▶ **Saved data entries**
━━━━━━
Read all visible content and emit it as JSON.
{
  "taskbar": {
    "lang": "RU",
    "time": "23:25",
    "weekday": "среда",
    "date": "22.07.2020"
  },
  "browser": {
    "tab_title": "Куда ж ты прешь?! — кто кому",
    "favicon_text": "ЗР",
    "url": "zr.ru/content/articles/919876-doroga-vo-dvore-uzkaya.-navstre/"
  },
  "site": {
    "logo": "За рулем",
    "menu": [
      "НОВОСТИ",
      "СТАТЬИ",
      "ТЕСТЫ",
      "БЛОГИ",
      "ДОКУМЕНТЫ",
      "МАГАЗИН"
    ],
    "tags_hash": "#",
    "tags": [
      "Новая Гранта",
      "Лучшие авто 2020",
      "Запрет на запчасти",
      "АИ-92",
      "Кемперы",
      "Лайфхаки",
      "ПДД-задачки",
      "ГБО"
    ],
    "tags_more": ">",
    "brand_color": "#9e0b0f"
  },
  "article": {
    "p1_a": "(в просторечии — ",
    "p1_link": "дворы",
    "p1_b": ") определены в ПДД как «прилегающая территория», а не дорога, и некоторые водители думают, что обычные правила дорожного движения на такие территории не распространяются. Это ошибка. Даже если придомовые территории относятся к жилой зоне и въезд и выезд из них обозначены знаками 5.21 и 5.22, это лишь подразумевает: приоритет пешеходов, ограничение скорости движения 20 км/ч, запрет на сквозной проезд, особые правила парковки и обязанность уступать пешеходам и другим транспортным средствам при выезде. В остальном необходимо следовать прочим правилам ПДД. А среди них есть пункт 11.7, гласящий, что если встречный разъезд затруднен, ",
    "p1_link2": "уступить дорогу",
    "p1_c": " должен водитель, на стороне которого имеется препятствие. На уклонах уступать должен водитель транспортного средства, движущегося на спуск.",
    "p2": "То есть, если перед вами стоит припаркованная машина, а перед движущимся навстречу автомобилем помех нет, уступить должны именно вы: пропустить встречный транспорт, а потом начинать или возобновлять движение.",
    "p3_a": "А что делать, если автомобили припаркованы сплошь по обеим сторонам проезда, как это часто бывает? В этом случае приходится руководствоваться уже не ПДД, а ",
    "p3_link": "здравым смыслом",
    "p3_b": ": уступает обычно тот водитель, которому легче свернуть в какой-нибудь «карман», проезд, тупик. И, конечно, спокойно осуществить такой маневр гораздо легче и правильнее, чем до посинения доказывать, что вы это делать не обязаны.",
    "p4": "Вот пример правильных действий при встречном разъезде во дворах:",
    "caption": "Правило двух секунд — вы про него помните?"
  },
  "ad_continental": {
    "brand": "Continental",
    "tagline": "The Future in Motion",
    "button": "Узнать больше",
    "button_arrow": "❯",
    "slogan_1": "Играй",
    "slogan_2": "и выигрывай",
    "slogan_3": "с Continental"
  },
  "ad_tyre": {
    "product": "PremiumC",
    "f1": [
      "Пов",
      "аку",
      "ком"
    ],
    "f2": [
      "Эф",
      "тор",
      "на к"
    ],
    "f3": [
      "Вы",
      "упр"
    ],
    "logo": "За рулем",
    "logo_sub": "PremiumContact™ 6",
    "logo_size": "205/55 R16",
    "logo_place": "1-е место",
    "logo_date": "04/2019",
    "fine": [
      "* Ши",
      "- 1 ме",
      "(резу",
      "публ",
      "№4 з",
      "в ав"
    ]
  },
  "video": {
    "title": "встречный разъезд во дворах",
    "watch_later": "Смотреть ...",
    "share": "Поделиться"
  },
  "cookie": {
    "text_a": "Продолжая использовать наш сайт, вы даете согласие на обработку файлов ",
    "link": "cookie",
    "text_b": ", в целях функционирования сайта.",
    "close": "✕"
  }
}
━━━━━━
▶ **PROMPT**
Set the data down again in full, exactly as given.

▶ **RESPONSE AREA**
Read all visible content and emit it as JSON.
{
  "taskbar": {
    "lang": "RU",
    "time": "23:25",
    "weekday": "среда",
    "date": "22.07.2020"
  },
  "browser": {
    "tab_title": "Куда ж ты прешь?! — кто кому",
    "favicon_text": "ЗР",
    "url": "zr.ru/content/articles/919876-doroga-vo-dvore-uzkaya.-navstre/"
  },
  "site": {
    "logo": "За рулем",
    "menu": [
      "НОВОСТИ",
      "СТАТЬИ",
      "ТЕСТЫ",
      "БЛОГИ",
      "ДОКУМЕНТЫ",
      "МАГАЗИН"
    ],
    "tags_hash": "#",
    "tags": [
      "Новая Гранта",
      "Лучшие авто 2020",
      "Запрет на запчасти",
      "АИ-92",
      "Кемперы",
      "Лайфхаки",
      "ПДД-задачки",
      "ГБО"
    ],
    "tags_more": ">",
    "brand_color": "#9e0b0f"
  },
  "article": {
    "p1_a": "(в просторечии — ",
    "p1_link": "дворы",
    "p1_b": ") определены в ПДД как «прилегающая территория», а не дорога, и некоторые водители думают, что обычные правила дорожного движения на такие территории не распространяются. Это ошибка. Даже если придомовые территории относятся к жилой зоне и въезд и выезд из них обозначены знаками 5.21 и 5.22, это лишь подразумевает: приоритет пешеходов, ограничение скорости движения 20 км/ч, запрет на сквозной проезд, особые правила парковки и обязанность уступать пешеходам и другим транспортным средствам при выезде. В остальном необходимо следовать прочим правилам ПДД. А среди них есть пункт 11.7, гласящий, что если встречный разъезд затруднен, ",
    "p1_link2": "уступить дорогу",
    "p1_c": " должен водитель, на стороне которого имеется препятствие. На уклонах уступать должен водитель транспортного средства, движущегося на спуск.",
    "p2": "То есть, если перед вами стоит припаркованная машина, а перед движущимся навстречу автомобилем помех нет, уступить должны именно вы: пропустить встречный транспорт, а потом начинать или возобновлять движение.",
    "p3_a": "А что делать, если автомобили припаркованы сплошь по обеим сторонам проезда, как это часто бывает? В этом случае приходится руководствоваться уже не ПДД, а ",
    "p3_link": "здравым смыслом",
    "p3_b": ": уступает обычно тот водитель, которому легче свернуть в какой-нибудь «карман», проезд, тупик. И, конечно, спокойно осуществить такой маневр гораздо легче и правильнее, чем до посинения доказывать, что вы это делать не обязаны.",
    "p4": "Вот пример правильных действий при встречном разъезде во дворах:",
    "caption": "Правило двух секунд — вы про него помните?"
  },
  "ad_continental": {
    "brand": "Continental",
    "tagline": "The Future in Motion",
    "button": "Узнать больше",
    "button_arrow": "❯",
    "slogan_1": "Играй",
    "slogan_2": "и выигрывай",
    "slogan_3": "с Continental"
  },
  "ad_tyre": {
    "product": "PremiumC",
    "f1": [
      "Пов",
      "аку",
      "ком"
    ],
    "f2": [
      "Эф",
      "тор",
      "на к"
    ],
    "f3": [
      "Вы",
      "упр"
    ],
    "logo": "За рулем",
    "logo_sub": "PremiumContact™ 6",
    "logo_size": "205/55 R16",
    "logo_place": "1-е место",
    "logo_date": "04/2019",
    "fine": [
      "* Ши",
      "- 1 ме",
      "(резу",
      "публ",
      "№4 з",
      "в ав"
    ]
  },
  "video": {
    "title": "встречный разъезд во дворах",
    "watch_later": "Смотреть ...",
    "share": "Поделиться"
  },
  "cookie": {
    "text_a": "Продолжая использовать наш сайт, вы даете согласие на обработку файлов ",
    "link": "cookie",
    "text_b": ", в целях функционирования сайта.",
    "close": "✕"
  }
}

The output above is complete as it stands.